▸ What to do
In the entries below, find the line containing "Convert this screenshot". Copy it and all lines after it, exactly, through the end.

▸ Entries from a dataset of interfaces
^^^^^^^^

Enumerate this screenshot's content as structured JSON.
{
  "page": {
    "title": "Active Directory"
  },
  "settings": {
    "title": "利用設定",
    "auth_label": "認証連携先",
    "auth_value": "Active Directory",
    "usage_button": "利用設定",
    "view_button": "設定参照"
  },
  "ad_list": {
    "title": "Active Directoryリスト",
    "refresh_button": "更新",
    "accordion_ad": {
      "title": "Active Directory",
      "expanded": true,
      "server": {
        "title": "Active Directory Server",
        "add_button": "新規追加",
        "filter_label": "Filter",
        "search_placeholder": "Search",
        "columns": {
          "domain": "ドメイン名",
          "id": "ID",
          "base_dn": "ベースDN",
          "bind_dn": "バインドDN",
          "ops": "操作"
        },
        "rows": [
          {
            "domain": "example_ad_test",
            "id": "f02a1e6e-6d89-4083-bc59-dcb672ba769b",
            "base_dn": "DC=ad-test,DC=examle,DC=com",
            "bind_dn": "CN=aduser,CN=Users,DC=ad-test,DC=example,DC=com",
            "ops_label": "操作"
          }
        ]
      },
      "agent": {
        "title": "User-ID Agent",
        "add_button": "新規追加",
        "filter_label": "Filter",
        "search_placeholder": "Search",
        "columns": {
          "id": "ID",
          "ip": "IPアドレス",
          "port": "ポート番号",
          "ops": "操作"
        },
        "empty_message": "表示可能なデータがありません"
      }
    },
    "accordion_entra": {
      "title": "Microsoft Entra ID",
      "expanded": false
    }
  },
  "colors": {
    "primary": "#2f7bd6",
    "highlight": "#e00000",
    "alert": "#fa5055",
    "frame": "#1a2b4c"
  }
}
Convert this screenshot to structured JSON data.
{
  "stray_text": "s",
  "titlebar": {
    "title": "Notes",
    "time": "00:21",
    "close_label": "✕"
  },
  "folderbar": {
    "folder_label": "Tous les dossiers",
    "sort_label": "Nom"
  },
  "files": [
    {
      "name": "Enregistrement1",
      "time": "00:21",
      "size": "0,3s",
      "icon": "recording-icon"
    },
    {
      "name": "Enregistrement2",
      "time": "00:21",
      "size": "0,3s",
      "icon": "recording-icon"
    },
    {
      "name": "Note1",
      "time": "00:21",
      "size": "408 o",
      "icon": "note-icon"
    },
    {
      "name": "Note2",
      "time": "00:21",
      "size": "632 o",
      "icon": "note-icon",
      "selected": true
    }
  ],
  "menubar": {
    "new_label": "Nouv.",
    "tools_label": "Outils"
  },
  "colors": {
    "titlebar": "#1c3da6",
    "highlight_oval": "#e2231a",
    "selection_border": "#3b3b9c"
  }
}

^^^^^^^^

▸ Answer for the task
Convert this screenshot to structured JSON data.
{
  "stray_text": "s",
  "titlebar": {
    "title": "Notes",
    "time": "00:21",
    "close_label": "✕"
  },
  "folderbar": {
    "folder_label": "Tous les dossiers",
    "sort_label": "Nom"
  },
  "files": [
    {
      "name": "Enregistrement1",
      "time": "00:21",
      "size": "0,3s",
      "icon": "recording-icon"
    },
    {
      "name": "Enregistrement2",
      "time": "00:21",
      "size": "0,3s",
      "icon": "recording-icon"
    },
    {
      "name": "Note1",
      "time": "00:21",
      "size": "408 o",
      "icon": "note-icon"
    },
    {
      "name": "Note2",
      "time": "00:21",
      "size": "632 o",
      "icon": "note-icon",
      "selected": true
    }
  ],
  "menubar": {
    "new_label": "Nouv.",
    "tools_label": "Outils"
  },
  "colors": {
    "titlebar": "#1c3da6",
    "highlight_oval": "#e2231a",
    "selection_border": "#3b3b9c"
  }
}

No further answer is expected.